• **WHAT YOU WILL DO**:
An exact copy of the data is required; the images should not appear in it.

__________

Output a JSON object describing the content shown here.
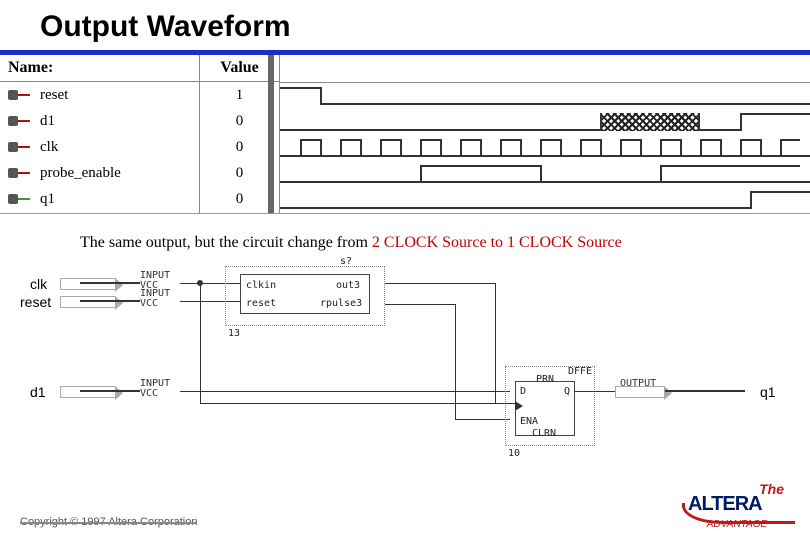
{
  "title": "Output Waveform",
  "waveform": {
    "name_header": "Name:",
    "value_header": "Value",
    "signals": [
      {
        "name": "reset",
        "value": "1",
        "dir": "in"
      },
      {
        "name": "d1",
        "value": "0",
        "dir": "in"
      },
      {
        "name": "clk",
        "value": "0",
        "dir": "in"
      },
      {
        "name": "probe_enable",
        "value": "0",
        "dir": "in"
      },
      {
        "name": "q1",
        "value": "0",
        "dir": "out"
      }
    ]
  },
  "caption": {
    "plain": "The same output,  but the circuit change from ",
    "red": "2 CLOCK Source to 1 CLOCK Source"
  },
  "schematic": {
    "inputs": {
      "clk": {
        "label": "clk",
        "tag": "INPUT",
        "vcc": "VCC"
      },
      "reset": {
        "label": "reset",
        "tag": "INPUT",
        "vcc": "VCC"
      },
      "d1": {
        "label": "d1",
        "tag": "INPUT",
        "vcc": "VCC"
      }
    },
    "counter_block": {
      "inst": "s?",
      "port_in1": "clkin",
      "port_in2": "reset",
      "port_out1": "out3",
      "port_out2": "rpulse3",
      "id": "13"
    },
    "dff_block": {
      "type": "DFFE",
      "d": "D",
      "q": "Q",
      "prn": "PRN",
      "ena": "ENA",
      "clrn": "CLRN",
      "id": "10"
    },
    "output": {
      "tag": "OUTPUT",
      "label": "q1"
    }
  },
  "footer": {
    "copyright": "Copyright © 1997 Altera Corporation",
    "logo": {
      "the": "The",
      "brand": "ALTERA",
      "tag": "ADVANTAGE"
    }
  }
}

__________

• **OUTPUT OF THE TASK**:
Output a JSON object describing the content shown here.
{
  "title": "Output Waveform",
  "waveform": {
    "name_header": "Name:",
    "value_header": "Value",
    "signals": [
      {
        "name": "reset",
        "value": "1",
        "dir": "in"
      },
      {
        "name": "d1",
        "value": "0",
        "dir": "in"
      },
      {
        "name": "clk",
        "value": "0",
        "dir": "in"
      },
      {
        "name": "probe_enable",
        "value": "0",
        "dir": "in"
      },
      {
        "name": "q1",
        "value": "0",
        "dir": "out"
      }
    ]
  },
  "caption": {
    "plain": "The same output,  but the circuit change from ",
    "red": "2 CLOCK Source to 1 CLOCK Source"
  },
  "schematic": {
    "inputs": {
      "clk": {
        "label": "clk",
        "tag": "INPUT",
        "vcc": "VCC"
      },
      "reset": {
        "label": "reset",
        "tag": "INPUT",
        "vcc": "VCC"
      },
      "d1": {
        "label": "d1",
        "tag": "INPUT",
        "vcc": "VCC"
      }
    },
    "counter_block": {
      "inst": "s?",
      "port_in1": "clkin",
      "port_in2": "reset",
      "port_out1": "out3",
      "port_out2": "rpulse3",
      "id": "13"
    },
    "dff_block": {
      "type": "DFFE",
      "d": "D",
      "q": "Q",
      "prn": "PRN",
      "ena": "ENA",
      "clrn": "CLRN",
      "id": "10"
    },
    "output": {
      "tag": "OUTPUT",
      "label": "q1"
    }
  },
  "footer": {
    "copyright": "Copyright © 1997 Altera Corporation",
    "logo": {
      "the": "The",
      "brand": "ALTERA",
      "tag": "ADVANTAGE"
    }
  }
}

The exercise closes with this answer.